By Rebecca Barnes
Usually you only hear about smoke detectors when the time changes. However, a recent fire hit a little too close to home. Just a few weeks ago, one of our writers was displaced and her neighbors lost their homes to a fire. So we have to ask. Do you have working smoke detectors in your home?
Communities nationwide witness tragic home fire deaths each year, but everyone can work together to help reduce the number of home fire fatalities. Approximately every three hours, a home fire death occurs somewhere in the nation, and 66 percent of those occur in homes without working smoke alarms. Non-working smoke alarms rob residents of the protective benefits home fire safety devices were designed to provide. The most commonly cited cause of non-working smoke alarms: worn or missing batteries.

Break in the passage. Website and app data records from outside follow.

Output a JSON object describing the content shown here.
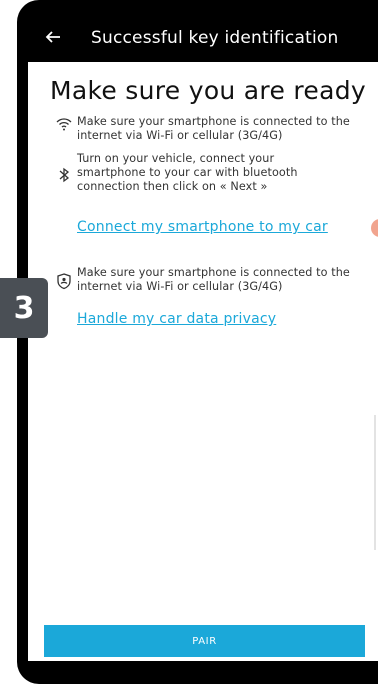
{
  "header": {
    "back_icon": "arrow-left-icon",
    "title": "Successful key identification"
  },
  "main": {
    "heading": "Make sure you are ready",
    "items": [
      {
        "icon": "wifi-icon",
        "text": "Make sure your smartphone is connected to the internet via Wi-Fi or cellular (3G/4G)"
      },
      {
        "icon": "bluetooth-icon",
        "text": "Turn on your vehicle, connect your smartphone to your car with bluetooth connection then click on « Next »"
      },
      {
        "icon": "shield-user-icon",
        "text": "Make sure your smartphone is connected to the internet via Wi-Fi or cellular (3G/4G)"
      }
    ],
    "link_connect": "Connect my smartphone to my car",
    "link_privacy": "Handle my car data privacy"
  },
  "step_badge": "3",
  "pair_button": {
    "label": "PAIR"
  },
  "colors": {
    "accent": "#1ba8d9",
    "badge": "#4a4f55",
    "frame": "#000000"
  }
}
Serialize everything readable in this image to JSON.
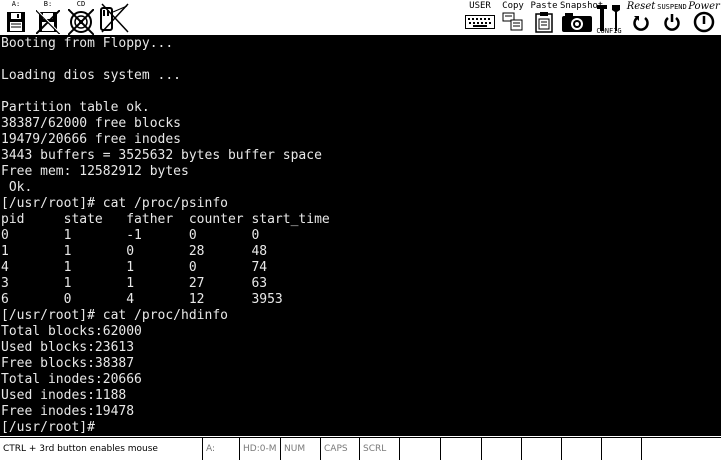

Changing smoke alarm batteries twice a year, testing those alarms and reminding others to do the same are some of the simplest, most effective ways to reduce these tragic deaths and injuries. Additionally, the International Association of Fire Chiefs recommends replacing smoke alarms in homes every 10 years and having both ionization and photo electric smoke alarms to alert people to all types of home fires.
“The peak time for home fire fatalities is between 11 p.m. and 7 a.m. when most families are sleeping,” said Chief McAllister of the OWL Volunteer Fire Department in Woodbridge. “Smoke alarm maintenance is a simple, effective way to reduce home fire deaths. Children and senior citizens are most at risk, and a working smoke alarm can give them the extra seconds they need to get out safely.”
Rebecca Barnes, publisher of Prince William Living, is also the public information officer and board member of Occoquan-Woodbridge-Lorton Volunteer Fire Department.